Operating in a low interest rate environment

Should the bank start charging its savers by applying negative interest rates? Or should we be willing to accept less or even to take a loss on money that the bank cannot lend directly, and wait until the ECB raises interest rates again?

The chief cause of all this is widely known: in its attempt to stimulate the economy and kick-start inflation, the ECB is holding interest rates at exceptionally low levels. Banks even receive additional funds if they borrow from the ECB, but conversely have to pay if they deposit short-term money with the ECB. The ECB hopes that this policy will encourage banks to lend more.

But the paradox is that consumers are actually saving more and more, even though they receive virtually no interest on their savings. When interest rates are low, savers have to put more aside in order to achieve their goals. 

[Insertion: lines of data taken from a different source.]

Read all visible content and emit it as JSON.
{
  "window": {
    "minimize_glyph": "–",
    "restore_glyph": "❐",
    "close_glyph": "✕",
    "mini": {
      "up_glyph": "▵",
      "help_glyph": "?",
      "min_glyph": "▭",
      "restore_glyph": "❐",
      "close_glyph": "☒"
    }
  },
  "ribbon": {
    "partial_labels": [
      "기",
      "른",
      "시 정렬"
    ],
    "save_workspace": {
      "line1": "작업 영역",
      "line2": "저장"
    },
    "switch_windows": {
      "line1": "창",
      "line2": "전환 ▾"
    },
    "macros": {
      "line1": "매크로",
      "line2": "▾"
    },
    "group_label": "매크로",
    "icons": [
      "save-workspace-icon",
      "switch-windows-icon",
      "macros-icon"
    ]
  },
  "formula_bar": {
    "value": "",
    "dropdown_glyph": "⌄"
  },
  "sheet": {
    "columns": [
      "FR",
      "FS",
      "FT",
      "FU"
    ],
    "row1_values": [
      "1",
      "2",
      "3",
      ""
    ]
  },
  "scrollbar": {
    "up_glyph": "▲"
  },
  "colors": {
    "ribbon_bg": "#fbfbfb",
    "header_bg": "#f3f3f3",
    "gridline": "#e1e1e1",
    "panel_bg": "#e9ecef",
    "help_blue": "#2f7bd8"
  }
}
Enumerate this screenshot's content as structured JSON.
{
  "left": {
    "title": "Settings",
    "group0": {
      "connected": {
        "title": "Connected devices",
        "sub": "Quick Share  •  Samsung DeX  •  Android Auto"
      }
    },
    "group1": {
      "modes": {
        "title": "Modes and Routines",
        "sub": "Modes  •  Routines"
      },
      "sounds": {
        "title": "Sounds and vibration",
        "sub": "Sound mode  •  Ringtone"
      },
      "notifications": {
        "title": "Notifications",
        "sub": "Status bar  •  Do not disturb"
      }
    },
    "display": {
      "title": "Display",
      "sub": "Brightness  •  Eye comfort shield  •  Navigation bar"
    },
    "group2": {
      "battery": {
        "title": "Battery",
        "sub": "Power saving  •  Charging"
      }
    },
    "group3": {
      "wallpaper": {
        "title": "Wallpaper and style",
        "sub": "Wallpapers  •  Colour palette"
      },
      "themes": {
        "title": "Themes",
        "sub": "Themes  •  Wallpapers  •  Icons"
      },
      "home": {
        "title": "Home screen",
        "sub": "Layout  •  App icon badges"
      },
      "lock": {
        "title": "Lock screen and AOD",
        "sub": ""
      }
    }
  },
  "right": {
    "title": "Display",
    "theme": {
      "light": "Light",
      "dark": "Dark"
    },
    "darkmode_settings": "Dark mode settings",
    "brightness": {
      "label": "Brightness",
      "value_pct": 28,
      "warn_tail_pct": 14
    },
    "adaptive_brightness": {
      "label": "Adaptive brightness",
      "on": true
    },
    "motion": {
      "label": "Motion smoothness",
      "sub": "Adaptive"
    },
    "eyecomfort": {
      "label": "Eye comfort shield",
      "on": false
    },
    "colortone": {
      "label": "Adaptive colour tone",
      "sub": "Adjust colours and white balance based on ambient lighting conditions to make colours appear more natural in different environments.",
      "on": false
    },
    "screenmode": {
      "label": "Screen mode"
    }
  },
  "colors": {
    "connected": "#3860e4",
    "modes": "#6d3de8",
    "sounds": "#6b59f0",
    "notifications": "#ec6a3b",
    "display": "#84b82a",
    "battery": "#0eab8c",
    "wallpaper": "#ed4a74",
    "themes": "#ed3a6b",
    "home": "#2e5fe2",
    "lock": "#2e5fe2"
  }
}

Based on trends in the money market and capital market, banks should really be charging interest for money that clients are able to withdraw on demand. And the interest rates on money lent – mortgage rates, for example – are continuing to fall and are also at historically low levels. At ABN AMRO, retail clients do not have to pay for their savings.